Assignment: Reproduce the following entries exactly, leaving nothing out.

Data provided:
= Beginning of Section =

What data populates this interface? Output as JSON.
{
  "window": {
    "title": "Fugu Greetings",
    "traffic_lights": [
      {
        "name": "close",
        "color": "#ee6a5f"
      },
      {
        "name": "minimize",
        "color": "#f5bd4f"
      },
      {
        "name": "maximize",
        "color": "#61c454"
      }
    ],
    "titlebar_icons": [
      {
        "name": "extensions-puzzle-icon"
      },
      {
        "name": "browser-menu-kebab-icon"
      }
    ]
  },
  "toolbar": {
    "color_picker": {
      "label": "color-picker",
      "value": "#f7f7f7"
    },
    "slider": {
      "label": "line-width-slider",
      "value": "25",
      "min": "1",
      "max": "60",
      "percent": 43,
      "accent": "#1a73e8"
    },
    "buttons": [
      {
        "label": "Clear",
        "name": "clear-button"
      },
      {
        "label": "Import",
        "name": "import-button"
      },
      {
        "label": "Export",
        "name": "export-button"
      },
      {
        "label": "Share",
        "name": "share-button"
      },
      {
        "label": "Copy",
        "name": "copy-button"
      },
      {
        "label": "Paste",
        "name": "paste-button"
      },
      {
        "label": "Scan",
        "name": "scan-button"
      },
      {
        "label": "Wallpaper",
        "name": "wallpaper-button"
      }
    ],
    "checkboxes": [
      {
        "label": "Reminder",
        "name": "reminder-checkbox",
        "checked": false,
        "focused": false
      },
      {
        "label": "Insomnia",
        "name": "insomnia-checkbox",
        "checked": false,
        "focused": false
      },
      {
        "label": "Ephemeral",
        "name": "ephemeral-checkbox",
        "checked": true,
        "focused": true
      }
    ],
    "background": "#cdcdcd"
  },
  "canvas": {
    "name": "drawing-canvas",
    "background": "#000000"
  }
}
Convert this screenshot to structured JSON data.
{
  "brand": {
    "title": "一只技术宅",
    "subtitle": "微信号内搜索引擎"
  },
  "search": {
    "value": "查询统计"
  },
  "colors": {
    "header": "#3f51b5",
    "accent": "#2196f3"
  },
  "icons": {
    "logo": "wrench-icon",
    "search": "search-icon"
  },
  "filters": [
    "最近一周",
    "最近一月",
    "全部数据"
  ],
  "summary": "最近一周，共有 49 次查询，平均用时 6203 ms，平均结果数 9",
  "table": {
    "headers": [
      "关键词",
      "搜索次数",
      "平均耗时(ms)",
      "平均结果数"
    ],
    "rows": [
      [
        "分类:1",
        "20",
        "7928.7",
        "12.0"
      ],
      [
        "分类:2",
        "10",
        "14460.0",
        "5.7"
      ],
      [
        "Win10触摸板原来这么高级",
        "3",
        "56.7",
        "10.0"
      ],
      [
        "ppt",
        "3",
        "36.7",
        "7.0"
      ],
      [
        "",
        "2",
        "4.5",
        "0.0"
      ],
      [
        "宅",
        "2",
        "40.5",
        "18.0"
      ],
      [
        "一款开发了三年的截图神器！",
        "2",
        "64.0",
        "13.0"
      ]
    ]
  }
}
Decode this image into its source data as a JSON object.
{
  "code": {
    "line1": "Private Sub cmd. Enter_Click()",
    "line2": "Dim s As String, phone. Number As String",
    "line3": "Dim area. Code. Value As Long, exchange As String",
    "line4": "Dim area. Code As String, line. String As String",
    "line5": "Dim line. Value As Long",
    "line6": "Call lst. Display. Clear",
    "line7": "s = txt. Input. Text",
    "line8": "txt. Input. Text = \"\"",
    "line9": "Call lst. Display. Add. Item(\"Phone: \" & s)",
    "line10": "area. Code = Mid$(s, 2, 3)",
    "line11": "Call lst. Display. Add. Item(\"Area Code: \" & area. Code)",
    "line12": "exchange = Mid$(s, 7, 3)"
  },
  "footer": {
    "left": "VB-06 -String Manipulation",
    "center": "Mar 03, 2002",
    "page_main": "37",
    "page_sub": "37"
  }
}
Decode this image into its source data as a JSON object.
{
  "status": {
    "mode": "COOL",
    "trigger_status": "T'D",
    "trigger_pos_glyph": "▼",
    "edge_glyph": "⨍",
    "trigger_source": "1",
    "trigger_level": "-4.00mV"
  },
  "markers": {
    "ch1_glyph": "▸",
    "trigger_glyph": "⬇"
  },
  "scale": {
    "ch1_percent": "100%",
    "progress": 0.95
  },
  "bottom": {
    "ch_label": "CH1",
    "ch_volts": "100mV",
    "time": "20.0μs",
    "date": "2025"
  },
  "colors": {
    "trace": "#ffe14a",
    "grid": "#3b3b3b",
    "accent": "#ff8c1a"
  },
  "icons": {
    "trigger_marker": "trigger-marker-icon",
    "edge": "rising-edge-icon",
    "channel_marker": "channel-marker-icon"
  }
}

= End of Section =

Worked solution:
What data populates this interface? Output as JSON.
{
  "window": {
    "title": "Fugu Greetings",
    "traffic_lights": [
      {
        "name": "close",
        "color": "#ee6a5f"
      },
      {
        "name": "minimize",
        "color": "#f5bd4f"
      },
      {
        "name": "maximize",
        "color": "#61c454"
      }
    ],
    "titlebar_icons": [
      {
        "name": "extensions-puzzle-icon"
      },
      {
        "name": "browser-menu-kebab-icon"
      }
    ]
  },
  "toolbar": {
    "color_picker": {
      "label": "color-picker",
      "value": "#f7f7f7"
    },
    "slider": {
      "label": "line-width-slider",
      "value": "25",
      "min": "1",
      "max": "60",
      "percent": 43,
      "accent": "#1a73e8"
    },
    "buttons": [
      {
        "label": "Clear",
        "name": "clear-button"
      },
      {
        "label": "Import",
        "name": "import-button"
      },
      {
        "label": "Export",
        "name": "export-button"
      },
      {
        "label": "Share",
        "name": "share-button"
      },
      {
        "label": "Copy",
        "name": "copy-button"
      },
      {
        "label": "Paste",
        "name": "paste-button"
      },
      {
        "label": "Scan",
        "name": "scan-button"
      },
      {
        "label": "Wallpaper",
        "name": "wallpaper-button"
      }
    ],
    "checkboxes": [
      {
        "label": "Reminder",
        "name": "reminder-checkbox",
        "checked": false,
        "focused": false
      },
      {
        "label": "Insomnia",
        "name": "insomnia-checkbox",
        "checked": false,
        "focused": false
      },
      {
        "label": "Ephemeral",
        "name": "ephemeral-checkbox",
        "checked": true,
        "focused": true
      }
    ],
    "background": "#cdcdcd"
  },
  "canvas": {
    "name": "drawing-canvas",
    "background": "#000000"
  }
}
Convert this screenshot to structured JSON data.
{
  "brand": {
    "title": "一只技术宅",
    "subtitle": "微信号内搜索引擎"
  },
  "search": {
    "value": "查询统计"
  },
  "colors": {
    "header": "#3f51b5",
    "accent": "#2196f3"
  },
  "icons": {
    "logo": "wrench-icon",
    "search": "search-icon"
  },
  "filters": [
    "最近一周",
    "最近一月",
    "全部数据"
  ],
  "summary": "最近一周，共有 49 次查询，平均用时 6203 ms，平均结果数 9",
  "table": {
    "headers": [
      "关键词",
      "搜索次数",
      "平均耗时(ms)",
      "平均结果数"
    ],
    "rows": [
      [
        "分类:1",
        "20",
        "7928.7",
        "12.0"
      ],
      [
        "分类:2",
        "10",
        "14460.0",
        "5.7"
      ],
      [
        "Win10触摸板原来这么高级",
        "3",
        "56.7",
        "10.0"
      ],
      [
        "ppt",
        "3",
        "36.7",
        "7.0"
      ],
      [
        "",
        "2",
        "4.5",
        "0.0"
      ],
      [
        "宅",
        "2",
        "40.5",
        "18.0"
      ],
      [
        "一款开发了三年的截图神器！",
        "2",
        "64.0",
        "13.0"
      ]
    ]
  }
}
Decode this image into its source data as a JSON object.
{
  "code": {
    "line1": "Private Sub cmd. Enter_Click()",
    "line2": "Dim s As String, phone. Number As String",
    "line3": "Dim area. Code. Value As Long, exchange As String",
    "line4": "Dim area. Code As String, line. String As String",
    "line5": "Dim line. Value As Long",
    "line6": "Call lst. Display. Clear",
    "line7": "s = txt. Input. Text",
    "line8": "txt. Input. Text = \"\"",
    "line9": "Call lst. Display. Add. Item(\"Phone: \" & s)",
    "line10": "area. Code = Mid$(s, 2, 3)",
    "line11": "Call lst. Display. Add. Item(\"Area Code: \" & area. Code)",
    "line12": "exchange = Mid$(s, 7, 3)"
  },
  "footer": {
    "left": "VB-06 -String Manipulation",
    "center": "Mar 03, 2002",
    "page_main": "37",
    "page_sub": "37"
  }
}
Decode this image into its source data as a JSON object.
{
  "status": {
    "mode": "COOL",
    "trigger_status": "T'D",
    "trigger_pos_glyph": "▼",
    "edge_glyph": "⨍",
    "trigger_source": "1",
    "trigger_level": "-4.00mV"
  },
  "markers": {
    "ch1_glyph": "▸",
    "trigger_glyph": "⬇"
  },
  "scale": {
    "ch1_percent": "100%",
    "progress": 0.95
  },
  "bottom": {
    "ch_label": "CH1",
    "ch_volts": "100mV",
    "time": "20.0μs",
    "date": "2025"
  },
  "colors": {
    "trace": "#ffe14a",
    "grid": "#3b3b3b",
    "accent": "#ff8c1a"
  },
  "icons": {
    "trigger_marker": "trigger-marker-icon",
    "edge": "rising-edge-icon",
    "channel_marker": "channel-marker-icon"
  }
}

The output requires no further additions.